### ACTION ITEM
Going through the entries below, count each line containing the word "JSON". Report the number only.

### PROVIDED DATA
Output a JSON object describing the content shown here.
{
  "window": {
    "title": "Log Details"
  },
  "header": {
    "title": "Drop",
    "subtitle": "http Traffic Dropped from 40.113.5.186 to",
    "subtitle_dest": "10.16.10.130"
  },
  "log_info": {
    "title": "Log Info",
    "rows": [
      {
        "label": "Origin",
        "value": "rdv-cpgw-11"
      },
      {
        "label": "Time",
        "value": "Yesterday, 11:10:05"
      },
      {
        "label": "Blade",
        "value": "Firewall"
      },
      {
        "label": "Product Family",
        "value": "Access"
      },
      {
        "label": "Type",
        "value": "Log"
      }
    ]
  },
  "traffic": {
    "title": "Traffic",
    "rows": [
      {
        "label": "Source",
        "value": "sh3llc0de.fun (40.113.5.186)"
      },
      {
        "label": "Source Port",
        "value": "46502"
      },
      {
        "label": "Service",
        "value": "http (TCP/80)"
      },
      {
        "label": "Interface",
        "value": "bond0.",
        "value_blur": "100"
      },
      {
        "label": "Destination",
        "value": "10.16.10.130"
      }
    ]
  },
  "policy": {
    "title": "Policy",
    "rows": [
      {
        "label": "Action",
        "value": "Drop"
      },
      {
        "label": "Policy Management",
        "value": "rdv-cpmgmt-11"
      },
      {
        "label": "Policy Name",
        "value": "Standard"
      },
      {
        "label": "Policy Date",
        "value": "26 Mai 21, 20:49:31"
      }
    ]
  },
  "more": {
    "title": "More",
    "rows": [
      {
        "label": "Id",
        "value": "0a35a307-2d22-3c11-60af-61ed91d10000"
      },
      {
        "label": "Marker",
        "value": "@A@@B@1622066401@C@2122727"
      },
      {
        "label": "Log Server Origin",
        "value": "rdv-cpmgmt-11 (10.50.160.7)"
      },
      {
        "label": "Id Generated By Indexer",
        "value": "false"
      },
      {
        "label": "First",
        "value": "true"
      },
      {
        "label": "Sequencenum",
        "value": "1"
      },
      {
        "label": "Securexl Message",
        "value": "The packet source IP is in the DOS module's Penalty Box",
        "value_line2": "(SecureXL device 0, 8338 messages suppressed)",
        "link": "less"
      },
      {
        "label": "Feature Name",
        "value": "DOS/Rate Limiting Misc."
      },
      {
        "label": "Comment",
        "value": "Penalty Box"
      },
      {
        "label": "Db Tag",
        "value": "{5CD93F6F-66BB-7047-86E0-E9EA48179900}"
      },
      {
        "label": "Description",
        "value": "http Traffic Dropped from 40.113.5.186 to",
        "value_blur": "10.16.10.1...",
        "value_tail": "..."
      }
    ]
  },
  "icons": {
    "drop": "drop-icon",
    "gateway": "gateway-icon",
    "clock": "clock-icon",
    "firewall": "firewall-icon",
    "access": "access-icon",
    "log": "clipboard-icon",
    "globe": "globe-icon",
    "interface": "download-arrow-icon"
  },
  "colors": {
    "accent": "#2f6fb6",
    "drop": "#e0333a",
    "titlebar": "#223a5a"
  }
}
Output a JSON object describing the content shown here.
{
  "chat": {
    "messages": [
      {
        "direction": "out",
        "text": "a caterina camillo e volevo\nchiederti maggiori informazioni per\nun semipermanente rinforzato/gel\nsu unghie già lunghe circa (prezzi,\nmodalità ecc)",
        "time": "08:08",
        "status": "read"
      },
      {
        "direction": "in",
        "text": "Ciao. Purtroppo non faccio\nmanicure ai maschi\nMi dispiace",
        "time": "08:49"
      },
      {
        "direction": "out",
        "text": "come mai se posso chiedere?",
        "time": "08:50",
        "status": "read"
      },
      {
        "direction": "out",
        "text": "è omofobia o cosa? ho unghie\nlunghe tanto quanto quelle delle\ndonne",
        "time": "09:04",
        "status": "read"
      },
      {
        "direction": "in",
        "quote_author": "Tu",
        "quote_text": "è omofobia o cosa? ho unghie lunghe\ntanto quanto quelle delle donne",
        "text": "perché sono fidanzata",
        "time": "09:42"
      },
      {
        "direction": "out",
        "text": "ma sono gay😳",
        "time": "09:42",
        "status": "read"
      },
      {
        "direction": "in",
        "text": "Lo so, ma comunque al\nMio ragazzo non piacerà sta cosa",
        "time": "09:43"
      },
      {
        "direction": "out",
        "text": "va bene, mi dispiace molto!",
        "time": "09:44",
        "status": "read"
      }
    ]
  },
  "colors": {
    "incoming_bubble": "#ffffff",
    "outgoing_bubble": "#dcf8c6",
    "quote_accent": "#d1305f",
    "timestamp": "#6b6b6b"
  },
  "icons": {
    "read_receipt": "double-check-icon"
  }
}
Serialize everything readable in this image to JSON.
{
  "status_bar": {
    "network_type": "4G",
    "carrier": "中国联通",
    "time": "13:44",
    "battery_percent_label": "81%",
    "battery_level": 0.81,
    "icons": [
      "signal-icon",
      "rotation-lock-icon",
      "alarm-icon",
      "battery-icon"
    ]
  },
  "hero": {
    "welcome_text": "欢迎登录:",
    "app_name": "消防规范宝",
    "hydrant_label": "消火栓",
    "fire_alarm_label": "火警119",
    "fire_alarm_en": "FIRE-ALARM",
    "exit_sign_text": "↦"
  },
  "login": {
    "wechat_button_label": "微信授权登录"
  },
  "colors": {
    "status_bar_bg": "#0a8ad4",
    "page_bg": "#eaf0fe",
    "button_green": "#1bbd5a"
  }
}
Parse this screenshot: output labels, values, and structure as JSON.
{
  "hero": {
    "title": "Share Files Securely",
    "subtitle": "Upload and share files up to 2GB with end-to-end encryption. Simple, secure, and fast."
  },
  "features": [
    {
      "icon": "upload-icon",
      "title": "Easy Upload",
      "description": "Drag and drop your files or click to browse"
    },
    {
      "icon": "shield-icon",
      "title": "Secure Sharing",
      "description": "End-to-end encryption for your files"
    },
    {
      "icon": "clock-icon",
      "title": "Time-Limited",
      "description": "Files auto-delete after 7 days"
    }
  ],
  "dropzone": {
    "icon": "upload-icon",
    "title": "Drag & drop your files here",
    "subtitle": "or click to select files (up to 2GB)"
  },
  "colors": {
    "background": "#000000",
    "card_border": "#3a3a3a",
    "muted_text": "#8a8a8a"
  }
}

### EXERCISE OUTPUT
4